I’m reading through the Bible again and find that the more often I read through books such as Leviticus and Numbers, some of Exodus and Deuteronomy with their repetitive recitation of detail after minute detail, the less tedious it becomes. God obviously told Moses ALL of these details – that to us usually seem redundant, downright weird, and a little OCD to be honest – for a specific reason.  The LORD had reasons for every single little detail. We may not KNOW what all the reasons were for each little detail, but He didn’t outline them because He was a micro-manager. He didn’t give details about how the lampstands were to be decorated because He liked pretty little almond buds and thought they’d go well with the rest of His decor. I still don’t know why He gave some of the details He did, but there has to be a reason.

We’ve been discussing this in our Life Group, and one member postulated that perhaps some of the little details were to see if the Israelites would really obey Him and follow all the details. Perhaps. Moses does tell them in  Deuteronomy 8:2 “Remember how the LORD your God led you all the way in the desert these forty years, to humble you and to test you in order to know what in your heart, whether or not you would keep His commands.”

I’ve also heard that many of the laws (so detailed) were designed for health reasons, such as the regulations for mildew and infectious skin diseases, etc.
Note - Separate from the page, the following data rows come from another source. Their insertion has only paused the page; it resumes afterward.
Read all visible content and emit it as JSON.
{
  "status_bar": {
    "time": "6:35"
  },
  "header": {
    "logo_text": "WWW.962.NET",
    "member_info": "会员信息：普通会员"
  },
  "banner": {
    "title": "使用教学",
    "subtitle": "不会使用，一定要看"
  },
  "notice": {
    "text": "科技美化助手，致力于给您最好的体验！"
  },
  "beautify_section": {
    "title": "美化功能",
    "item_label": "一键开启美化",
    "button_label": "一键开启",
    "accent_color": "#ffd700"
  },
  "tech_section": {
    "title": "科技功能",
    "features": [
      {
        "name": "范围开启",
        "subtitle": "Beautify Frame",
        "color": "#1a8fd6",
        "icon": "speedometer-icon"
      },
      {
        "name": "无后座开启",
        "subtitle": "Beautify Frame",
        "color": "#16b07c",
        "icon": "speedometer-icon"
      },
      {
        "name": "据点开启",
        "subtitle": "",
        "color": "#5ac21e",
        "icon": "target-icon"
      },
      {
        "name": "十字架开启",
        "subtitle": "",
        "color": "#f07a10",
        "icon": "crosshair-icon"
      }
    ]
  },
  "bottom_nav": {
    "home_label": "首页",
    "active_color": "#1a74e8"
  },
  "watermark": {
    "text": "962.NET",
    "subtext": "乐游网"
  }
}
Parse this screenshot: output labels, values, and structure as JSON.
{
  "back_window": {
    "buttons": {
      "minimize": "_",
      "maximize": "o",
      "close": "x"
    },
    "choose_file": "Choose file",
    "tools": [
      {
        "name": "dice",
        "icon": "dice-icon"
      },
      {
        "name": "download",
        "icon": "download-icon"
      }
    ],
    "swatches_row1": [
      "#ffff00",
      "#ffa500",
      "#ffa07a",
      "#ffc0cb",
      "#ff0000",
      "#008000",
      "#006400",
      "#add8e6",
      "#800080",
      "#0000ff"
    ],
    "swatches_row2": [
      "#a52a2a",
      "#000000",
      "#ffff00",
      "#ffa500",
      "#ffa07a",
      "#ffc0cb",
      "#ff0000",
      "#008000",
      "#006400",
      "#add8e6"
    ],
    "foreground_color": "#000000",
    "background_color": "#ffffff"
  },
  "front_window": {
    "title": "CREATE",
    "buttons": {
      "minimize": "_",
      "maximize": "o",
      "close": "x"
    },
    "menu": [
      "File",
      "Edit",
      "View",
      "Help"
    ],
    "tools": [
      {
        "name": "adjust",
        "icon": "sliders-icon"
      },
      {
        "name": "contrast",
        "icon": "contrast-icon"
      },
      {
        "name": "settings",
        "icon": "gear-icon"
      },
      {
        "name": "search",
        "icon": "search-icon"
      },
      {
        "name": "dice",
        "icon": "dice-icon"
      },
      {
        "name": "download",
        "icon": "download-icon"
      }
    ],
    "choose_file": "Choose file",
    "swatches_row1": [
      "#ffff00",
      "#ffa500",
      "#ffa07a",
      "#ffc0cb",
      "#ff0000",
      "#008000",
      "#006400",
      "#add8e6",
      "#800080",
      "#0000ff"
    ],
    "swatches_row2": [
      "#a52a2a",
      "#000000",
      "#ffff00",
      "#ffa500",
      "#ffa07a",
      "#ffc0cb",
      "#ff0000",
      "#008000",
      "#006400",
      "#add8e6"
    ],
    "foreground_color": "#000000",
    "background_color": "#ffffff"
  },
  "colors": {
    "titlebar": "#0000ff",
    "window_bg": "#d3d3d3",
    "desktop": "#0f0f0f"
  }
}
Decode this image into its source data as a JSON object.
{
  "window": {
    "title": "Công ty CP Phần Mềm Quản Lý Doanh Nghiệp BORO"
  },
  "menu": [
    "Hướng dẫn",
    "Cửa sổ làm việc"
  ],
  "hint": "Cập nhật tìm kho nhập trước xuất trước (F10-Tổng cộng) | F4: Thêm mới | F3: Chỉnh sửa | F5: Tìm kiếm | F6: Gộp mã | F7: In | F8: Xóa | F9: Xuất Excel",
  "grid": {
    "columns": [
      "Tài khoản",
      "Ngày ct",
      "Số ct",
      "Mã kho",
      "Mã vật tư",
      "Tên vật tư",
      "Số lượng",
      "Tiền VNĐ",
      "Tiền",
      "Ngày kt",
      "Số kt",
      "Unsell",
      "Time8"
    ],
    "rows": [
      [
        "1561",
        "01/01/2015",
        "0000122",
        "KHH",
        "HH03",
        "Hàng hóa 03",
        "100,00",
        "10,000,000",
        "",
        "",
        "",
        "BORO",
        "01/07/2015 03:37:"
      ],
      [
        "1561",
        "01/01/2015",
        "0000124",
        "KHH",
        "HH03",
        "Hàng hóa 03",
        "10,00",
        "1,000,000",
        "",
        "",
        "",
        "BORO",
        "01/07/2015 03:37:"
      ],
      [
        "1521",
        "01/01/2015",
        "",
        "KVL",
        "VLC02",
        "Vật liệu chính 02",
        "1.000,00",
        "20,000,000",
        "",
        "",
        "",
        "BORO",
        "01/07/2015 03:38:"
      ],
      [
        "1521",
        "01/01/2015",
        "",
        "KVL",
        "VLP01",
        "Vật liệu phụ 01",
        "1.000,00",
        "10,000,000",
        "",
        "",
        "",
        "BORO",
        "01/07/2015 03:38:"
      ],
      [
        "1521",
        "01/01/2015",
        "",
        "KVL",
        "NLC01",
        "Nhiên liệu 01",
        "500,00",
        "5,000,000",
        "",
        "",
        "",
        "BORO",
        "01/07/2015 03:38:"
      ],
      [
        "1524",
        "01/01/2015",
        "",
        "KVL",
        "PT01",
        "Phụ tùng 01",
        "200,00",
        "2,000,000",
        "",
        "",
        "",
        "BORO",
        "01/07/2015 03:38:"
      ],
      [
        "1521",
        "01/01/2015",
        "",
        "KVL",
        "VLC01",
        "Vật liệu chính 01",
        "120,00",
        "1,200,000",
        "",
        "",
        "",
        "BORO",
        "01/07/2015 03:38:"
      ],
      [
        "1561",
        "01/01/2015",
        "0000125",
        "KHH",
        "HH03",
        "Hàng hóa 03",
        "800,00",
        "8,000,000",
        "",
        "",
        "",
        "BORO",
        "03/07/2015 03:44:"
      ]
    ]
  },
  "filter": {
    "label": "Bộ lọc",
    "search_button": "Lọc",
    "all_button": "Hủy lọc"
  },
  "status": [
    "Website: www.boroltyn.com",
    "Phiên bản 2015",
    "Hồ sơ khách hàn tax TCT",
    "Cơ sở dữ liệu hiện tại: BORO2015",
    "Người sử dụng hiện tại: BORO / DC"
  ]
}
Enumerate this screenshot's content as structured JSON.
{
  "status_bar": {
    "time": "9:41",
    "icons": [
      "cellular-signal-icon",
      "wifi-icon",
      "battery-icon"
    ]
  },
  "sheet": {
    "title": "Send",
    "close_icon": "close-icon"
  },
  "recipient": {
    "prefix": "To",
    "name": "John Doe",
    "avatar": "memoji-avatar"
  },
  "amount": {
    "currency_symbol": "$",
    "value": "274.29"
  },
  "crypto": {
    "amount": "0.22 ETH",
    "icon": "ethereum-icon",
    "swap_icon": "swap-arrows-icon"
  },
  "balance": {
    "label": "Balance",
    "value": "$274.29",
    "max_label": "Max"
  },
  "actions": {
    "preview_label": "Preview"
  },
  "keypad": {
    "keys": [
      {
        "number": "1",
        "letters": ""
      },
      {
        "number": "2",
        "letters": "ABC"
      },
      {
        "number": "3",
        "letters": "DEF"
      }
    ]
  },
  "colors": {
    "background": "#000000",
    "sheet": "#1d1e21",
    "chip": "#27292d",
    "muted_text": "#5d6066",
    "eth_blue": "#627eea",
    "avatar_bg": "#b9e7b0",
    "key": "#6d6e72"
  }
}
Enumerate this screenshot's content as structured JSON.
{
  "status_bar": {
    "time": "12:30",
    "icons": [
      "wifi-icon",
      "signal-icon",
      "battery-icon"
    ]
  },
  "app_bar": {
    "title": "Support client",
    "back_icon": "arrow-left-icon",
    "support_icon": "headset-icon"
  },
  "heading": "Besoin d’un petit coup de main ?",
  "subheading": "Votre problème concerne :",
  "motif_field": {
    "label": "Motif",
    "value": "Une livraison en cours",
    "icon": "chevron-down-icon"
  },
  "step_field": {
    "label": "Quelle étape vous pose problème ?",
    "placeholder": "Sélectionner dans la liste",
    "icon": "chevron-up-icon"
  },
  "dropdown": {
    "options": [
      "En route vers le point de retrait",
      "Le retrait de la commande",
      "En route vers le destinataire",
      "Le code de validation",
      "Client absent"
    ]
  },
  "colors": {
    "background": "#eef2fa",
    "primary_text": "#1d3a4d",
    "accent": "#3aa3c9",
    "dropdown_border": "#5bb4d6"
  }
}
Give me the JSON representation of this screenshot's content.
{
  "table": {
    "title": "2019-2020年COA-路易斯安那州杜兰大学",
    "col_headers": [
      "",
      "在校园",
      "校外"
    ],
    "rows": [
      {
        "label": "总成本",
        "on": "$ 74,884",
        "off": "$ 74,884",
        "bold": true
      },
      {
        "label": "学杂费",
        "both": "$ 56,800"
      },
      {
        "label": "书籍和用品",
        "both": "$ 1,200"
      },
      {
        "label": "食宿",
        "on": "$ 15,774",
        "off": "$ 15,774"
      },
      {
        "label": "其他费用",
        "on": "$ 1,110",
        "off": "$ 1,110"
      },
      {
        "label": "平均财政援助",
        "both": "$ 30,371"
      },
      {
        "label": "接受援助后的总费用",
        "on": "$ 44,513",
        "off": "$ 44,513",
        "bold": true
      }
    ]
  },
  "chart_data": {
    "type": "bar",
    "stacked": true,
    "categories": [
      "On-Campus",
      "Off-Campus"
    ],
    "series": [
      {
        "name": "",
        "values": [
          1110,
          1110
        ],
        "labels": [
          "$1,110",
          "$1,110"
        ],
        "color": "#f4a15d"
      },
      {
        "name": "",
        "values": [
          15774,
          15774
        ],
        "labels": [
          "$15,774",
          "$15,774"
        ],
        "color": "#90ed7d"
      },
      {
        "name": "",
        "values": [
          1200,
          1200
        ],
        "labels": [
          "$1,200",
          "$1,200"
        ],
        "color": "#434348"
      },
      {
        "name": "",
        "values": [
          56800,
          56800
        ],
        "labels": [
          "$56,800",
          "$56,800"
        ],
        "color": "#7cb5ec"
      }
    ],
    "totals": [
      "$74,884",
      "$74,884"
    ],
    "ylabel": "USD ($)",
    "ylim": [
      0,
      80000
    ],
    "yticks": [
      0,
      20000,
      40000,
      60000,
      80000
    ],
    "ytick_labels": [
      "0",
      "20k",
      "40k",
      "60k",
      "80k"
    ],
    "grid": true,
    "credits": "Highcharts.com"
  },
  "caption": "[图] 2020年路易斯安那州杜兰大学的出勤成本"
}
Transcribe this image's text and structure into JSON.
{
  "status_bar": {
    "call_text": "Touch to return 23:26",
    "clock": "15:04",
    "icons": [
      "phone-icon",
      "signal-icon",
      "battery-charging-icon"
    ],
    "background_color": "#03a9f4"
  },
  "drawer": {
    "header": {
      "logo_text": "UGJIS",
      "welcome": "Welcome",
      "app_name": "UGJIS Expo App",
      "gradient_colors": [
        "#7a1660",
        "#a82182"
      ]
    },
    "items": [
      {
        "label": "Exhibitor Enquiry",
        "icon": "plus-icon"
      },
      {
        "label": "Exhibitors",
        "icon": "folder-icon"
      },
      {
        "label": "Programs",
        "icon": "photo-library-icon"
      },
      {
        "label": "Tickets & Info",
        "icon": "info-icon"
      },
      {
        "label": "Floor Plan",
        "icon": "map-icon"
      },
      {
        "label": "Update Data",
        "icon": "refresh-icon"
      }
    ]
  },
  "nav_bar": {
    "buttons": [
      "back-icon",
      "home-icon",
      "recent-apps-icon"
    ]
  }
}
Again perhaps. Obviously, some were protective in nature. With our medical knowledge now, we understand what the Israelites did not understand at the time.

But perhaps there is another reason that has more to do with “setting the stage”  for a more sacred space, a re-alignment of your heart and posture of worship that I wrote about in Part 1. These details, these rituals kept God in their hearts and minds as something..someone…different than they’d ever known or heard of. All the ritual made the worship, the fellowship, the contact extra-ordinary (yes, I meant to use the hyphen). It kept Him in an elevated place in their minds and hopefully their hearts. The Bible tells us that He wanted His people “set apart” from the pagans. But He wanted to be “set apart” also. And still does.

(You’re probably thinking “yeah, I knew that already. How long has she been a Christian?!?” Remember, I’m writing this blog for me – for my “learning to be” so forgive my not-so-ground-shaking writing here.)

I realize there is a downside to ritual and tradition also. It can become tooooooo “ritualized,” thus losing its meaning. As I spoke about in Part 1, finding the balance between the cozy relationship and the fear of the Lord can be hard.

Stay with me here. I’m heading back to the red heifer and its ashes.

When I read Numbers 19, this RED HEIFER AND ITS ASHES totally caught my attention for some reason.  It didn’t seem to be an offering. At least not like the others.  The red heifer was to be slaughtered and burned outside the camp, its ashes mixed with “water of cleansing” for purification from sin, and specifically cleansing from contamination resulting from touching a dead body.

I was totally intrigued by this red heifer. And even more so, when a few days later, I attended the Ash Wednesday service at our church – my first Ash Wednesday service.

As the pastor spoke about ashes and being washed clean – ashes and water – the wheels in my brain started turning.

“Remember, O man, that you are dust, and unto dust you shall return.”Genesis 3:19

Ashes signify repentance and purification from sin. Sin = death. Water signifies cleansing from sin. Living Water = life.

More ash-pondering to follow. This RED HEIFER and ITS ASHES had many surprises in store for me. Maybe for you. Tomorrow?